### YOUR GOAL
Each entry should be quoted word for word, including every mark of punctuation.

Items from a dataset
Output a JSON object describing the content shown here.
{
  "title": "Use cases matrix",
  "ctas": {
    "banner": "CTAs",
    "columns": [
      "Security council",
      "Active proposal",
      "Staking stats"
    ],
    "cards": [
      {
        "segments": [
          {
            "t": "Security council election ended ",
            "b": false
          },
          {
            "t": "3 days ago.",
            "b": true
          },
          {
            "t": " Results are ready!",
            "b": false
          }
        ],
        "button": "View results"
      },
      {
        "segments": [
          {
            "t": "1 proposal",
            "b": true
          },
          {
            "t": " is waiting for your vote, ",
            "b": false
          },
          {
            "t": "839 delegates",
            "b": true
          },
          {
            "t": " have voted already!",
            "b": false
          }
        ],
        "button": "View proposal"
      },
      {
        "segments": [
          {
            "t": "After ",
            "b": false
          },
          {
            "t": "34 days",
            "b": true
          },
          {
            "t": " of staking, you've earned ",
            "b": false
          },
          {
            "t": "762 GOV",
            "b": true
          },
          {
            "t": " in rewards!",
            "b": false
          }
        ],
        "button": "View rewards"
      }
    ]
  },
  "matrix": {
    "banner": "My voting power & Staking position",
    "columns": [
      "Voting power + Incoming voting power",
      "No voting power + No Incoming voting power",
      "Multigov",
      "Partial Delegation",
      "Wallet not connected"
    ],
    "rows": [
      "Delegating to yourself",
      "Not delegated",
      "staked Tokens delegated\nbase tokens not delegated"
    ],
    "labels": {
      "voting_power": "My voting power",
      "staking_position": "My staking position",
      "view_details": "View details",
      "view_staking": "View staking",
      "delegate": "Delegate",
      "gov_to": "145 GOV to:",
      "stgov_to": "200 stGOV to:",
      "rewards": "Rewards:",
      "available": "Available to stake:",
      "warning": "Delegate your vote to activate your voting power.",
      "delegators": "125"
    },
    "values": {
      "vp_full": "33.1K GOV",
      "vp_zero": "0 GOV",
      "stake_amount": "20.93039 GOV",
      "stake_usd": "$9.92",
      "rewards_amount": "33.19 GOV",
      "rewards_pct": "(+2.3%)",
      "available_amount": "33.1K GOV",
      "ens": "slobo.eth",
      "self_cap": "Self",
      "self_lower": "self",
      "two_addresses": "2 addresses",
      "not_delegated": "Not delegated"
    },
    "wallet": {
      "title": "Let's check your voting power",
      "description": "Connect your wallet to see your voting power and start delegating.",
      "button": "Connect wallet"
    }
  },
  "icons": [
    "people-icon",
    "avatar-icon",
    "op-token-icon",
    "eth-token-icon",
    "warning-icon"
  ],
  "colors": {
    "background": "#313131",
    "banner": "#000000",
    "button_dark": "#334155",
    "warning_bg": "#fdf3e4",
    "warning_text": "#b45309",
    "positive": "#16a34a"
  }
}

### WRITTEN SOLUTION
Output a JSON object describing the content shown here.
{
  "title": "Use cases matrix",
  "ctas": {
    "banner": "CTAs",
    "columns": [
      "Security council",
      "Active proposal",
      "Staking stats"
    ],
    "cards": [
      {
        "segments": [
          {
            "t": "Security council election ended ",
            "b": false
          },
          {
            "t": "3 days ago.",
            "b": true
          },
          {
            "t": " Results are ready!",
            "b": false
          }
        ],
        "button": "View results"
      },
      {
        "segments": [
          {
            "t": "1 proposal",
            "b": true
          },
          {
            "t": " is waiting for your vote, ",
            "b": false
          },
          {
            "t": "839 delegates",
            "b": true
          },
          {
            "t": " have voted already!",
            "b": false
          }
        ],
        "button": "View proposal"
      },
      {
        "segments": [
          {
            "t": "After ",
            "b": false
          },
          {
            "t": "34 days",
            "b": true
          },
          {
            "t": " of staking, you've earned ",
            "b": false
          },
          {
            "t": "762 GOV",
            "b": true
          },
          {
            "t": " in rewards!",
            "b": false
          }
        ],
        "button": "View rewards"
      }
    ]
  },
  "matrix": {
    "banner": "My voting power & Staking position",
    "columns": [
      "Voting power + Incoming voting power",
      "No voting power + No Incoming voting power",
      "Multigov",
      "Partial Delegation",
      "Wallet not connected"
    ],
    "rows": [
      "Delegating to yourself",
      "Not delegated",
      "staked Tokens delegated\nbase tokens not delegated"
    ],
    "labels": {
      "voting_power": "My voting power",
      "staking_position": "My staking position",
      "view_details": "View details",
      "view_staking": "View staking",
      "delegate": "Delegate",
      "gov_to": "145 GOV to:",
      "stgov_to": "200 stGOV to:",
      "rewards": "Rewards:",
      "available": "Available to stake:",
      "warning": "Delegate your vote to activate your voting power.",
      "delegators": "125"
    },
    "values": {
      "vp_full": "33.1K GOV",
      "vp_zero": "0 GOV",
      "stake_amount": "20.93039 GOV",
      "stake_usd": "$9.92",
      "rewards_amount": "33.19 GOV",
      "rewards_pct": "(+2.3%)",
      "available_amount": "33.1K GOV",
      "ens": "slobo.eth",
      "self_cap": "Self",
      "self_lower": "self",
      "two_addresses": "2 addresses",
      "not_delegated": "Not delegated"
    },
    "wallet": {
      "title": "Let's check your voting power",
      "description": "Connect your wallet to see your voting power and start delegating.",
      "button": "Connect wallet"
    }
  },
  "icons": [
    "people-icon",
    "avatar-icon",
    "op-token-icon",
    "eth-token-icon",
    "warning-icon"
  ],
  "colors": {
    "background": "#313131",
    "banner": "#000000",
    "button_dark": "#334155",
    "warning_bg": "#fdf3e4",
    "warning_text": "#b45309",
    "positive": "#16a34a"
  }
}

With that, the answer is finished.